[Data records]
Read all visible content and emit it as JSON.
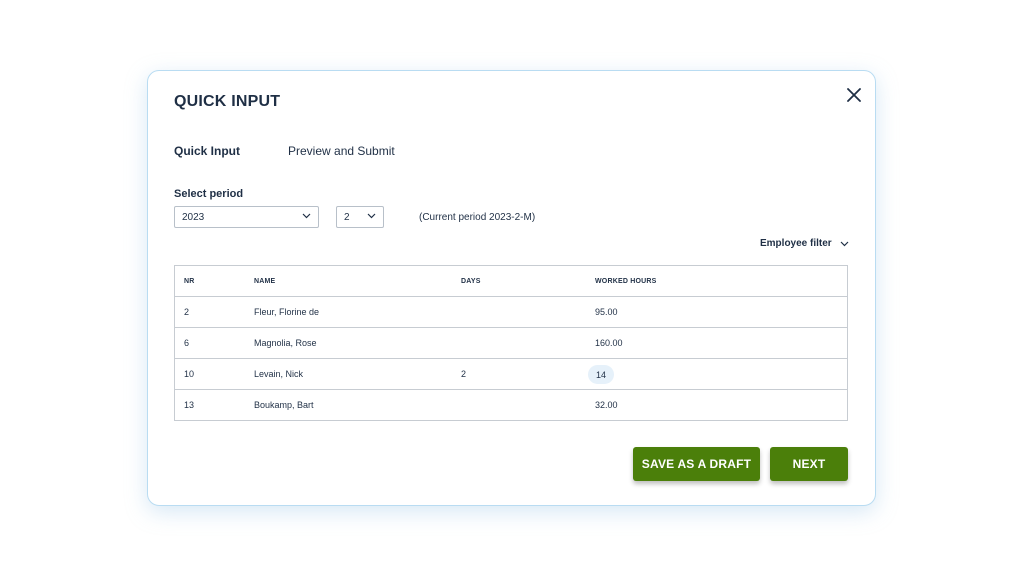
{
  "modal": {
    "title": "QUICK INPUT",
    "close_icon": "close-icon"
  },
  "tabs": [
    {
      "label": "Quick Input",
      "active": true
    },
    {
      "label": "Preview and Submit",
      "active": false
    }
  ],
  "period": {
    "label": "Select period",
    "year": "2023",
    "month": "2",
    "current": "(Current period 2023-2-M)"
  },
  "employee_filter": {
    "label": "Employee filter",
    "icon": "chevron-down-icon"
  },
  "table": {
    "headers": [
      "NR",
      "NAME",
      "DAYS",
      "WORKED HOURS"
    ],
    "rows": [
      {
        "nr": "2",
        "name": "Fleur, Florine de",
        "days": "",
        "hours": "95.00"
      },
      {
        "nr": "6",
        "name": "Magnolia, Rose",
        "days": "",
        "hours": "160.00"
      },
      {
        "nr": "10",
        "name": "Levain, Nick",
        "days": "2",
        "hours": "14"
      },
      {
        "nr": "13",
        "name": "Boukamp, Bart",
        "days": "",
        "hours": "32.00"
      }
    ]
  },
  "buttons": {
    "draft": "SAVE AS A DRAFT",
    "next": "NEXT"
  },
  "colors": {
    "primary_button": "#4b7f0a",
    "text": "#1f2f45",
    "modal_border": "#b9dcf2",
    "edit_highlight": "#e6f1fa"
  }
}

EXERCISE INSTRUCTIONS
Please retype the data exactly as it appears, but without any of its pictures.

ANSWER SECTION
Read all visible content and emit it as JSON.
{
  "modal": {
    "title": "QUICK INPUT",
    "close_icon": "close-icon"
  },
  "tabs": [
    {
      "label": "Quick Input",
      "active": true
    },
    {
      "label": "Preview and Submit",
      "active": false
    }
  ],
  "period": {
    "label": "Select period",
    "year": "2023",
    "month": "2",
    "current": "(Current period 2023-2-M)"
  },
  "employee_filter": {
    "label": "Employee filter",
    "icon": "chevron-down-icon"
  },
  "table": {
    "headers": [
      "NR",
      "NAME",
      "DAYS",
      "WORKED HOURS"
    ],
    "rows": [
      {
        "nr": "2",
        "name": "Fleur, Florine de",
        "days": "",
        "hours": "95.00"
      },
      {
        "nr": "6",
        "name": "Magnolia, Rose",
        "days": "",
        "hours": "160.00"
      },
      {
        "nr": "10",
        "name": "Levain, Nick",
        "days": "2",
        "hours": "14"
      },
      {
        "nr": "13",
        "name": "Boukamp, Bart",
        "days": "",
        "hours": "32.00"
      }
    ]
  },
  "buttons": {
    "draft": "SAVE AS A DRAFT",
    "next": "NEXT"
  },
  "colors": {
    "primary_button": "#4b7f0a",
    "text": "#1f2f45",
    "modal_border": "#b9dcf2",
    "edit_highlight": "#e6f1fa"
  }
}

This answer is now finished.